Converging on a target language

The lack of any certainty about the child learner’a experience leads to what is known as ‘the logical problem of language acquisition’.

No child knows what language he or she is learning or when he or she has heard everything he or she needs to hear in order to have learnt the language. Taking English as just one of six or seven thousand odd languages in the world, the learner has no guidance, no ‘privileged information’ as it is called by learnability theorists, on where his or her target language lies with respect to all the possible variations, like how many syllables there might be. Might there be one more, that he or she has yet to hear?

All languages allow syllables with a vowel as what is known as the ‘nucleus’. Some languages allow no syllables other than one vocalic nucleus and one consonant. This is known as the ‘unmarked’ case, with cases of more complex structure representing progressively higher degrees of markedness. English, as well as allowing words like strength, with three sounds before the nucleus and three after it, also allows L as the nucleus of an unstressed syllabie in words like little. The child learning English, with its high level of markedness in syllable structure, has to work out that these complex sequences are sequences, and not complex consonants.

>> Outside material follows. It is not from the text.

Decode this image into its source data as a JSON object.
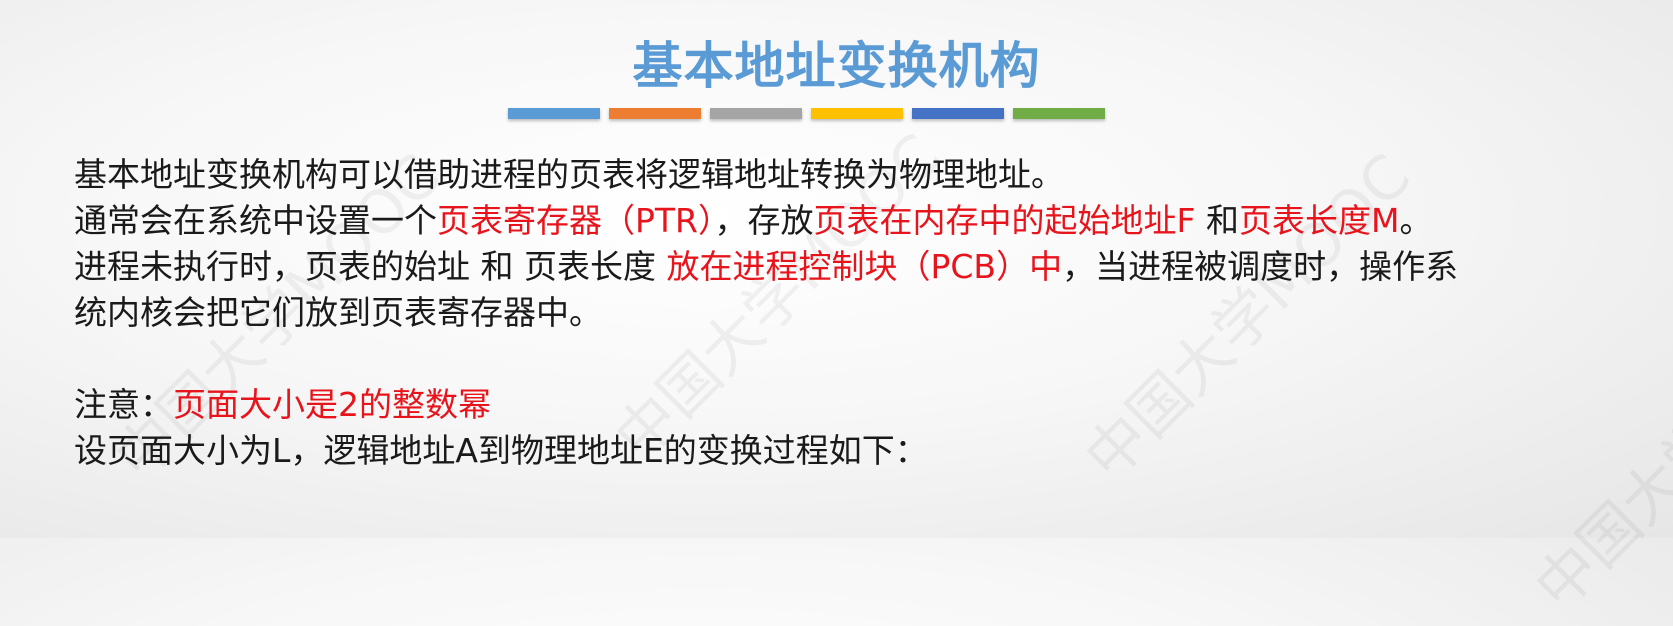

Against this background, it is relevant that there is a much discussed language, Tashlhiyt, spoken in North Africa, sometimes called ‘Berber’ to the great dislike of the speakers. Tashlhiyt allows any consonant to constitute the nucleus of a syllable. It thus allows sentences consisting entirely of consonants like P, T, K, and S, and not a single vowel. Like Arabic, Tashlhiyt has three vowels. It has been the subject of various experiments. Now in English a syllable can end in CT as in pict, duct, tact, but only after short vowels. In “I walked there yesterday” and “He talked the talk” thee is the same seauence of sounds after a tense or long vowel. So the T sound of the ED can’t be part of the word, but might, from the learner’s perspective, be a separate self-standing element, as, in a sense, it is. But Tashlhiyt goes a number of steps further in allowing words and even complete sentences without a single vowel. It may be world-unique in this respect. This is one sort of uniqueness.

Robert Dixon reports a game in the Australian language, Arrernte, with an initial consonant and nucleus in one part of the syllable and a final consonant in the other part. With its syllable structure this way round, Arrernte may also be world-unique.

Arrernte and Tashlhiyt may represent the limit cases of markedness in the sound system, what is known as the ‘phonology’.

At the opposite extreme of familiarity, there are English auxiliaries. Take the sentences “He takes sugar” and in the past ‘tense’ as this is known, “He took sugar.” By what was once known as ‘Do support’ the category Tense is moved to the left in negatives and questions and realised in a form of the verb do in “Does he compete?” or “He didn’t compete”. No other widely studied language has anything quite like this (although there may be something like it in one Italian dialect). If Do support was only known from the last elderly inhabitants of a small island, reported by one investigator, the more typical case might be regarded as a universal, and the seemingly dying language of the elderly islanders as a response to the knowledge that one of them will one day be the only speaker. But English is, for now, a world language with high levels of markedness in both its system of auiliaries and its syllable structure. Both are accordingly hard for children to learn.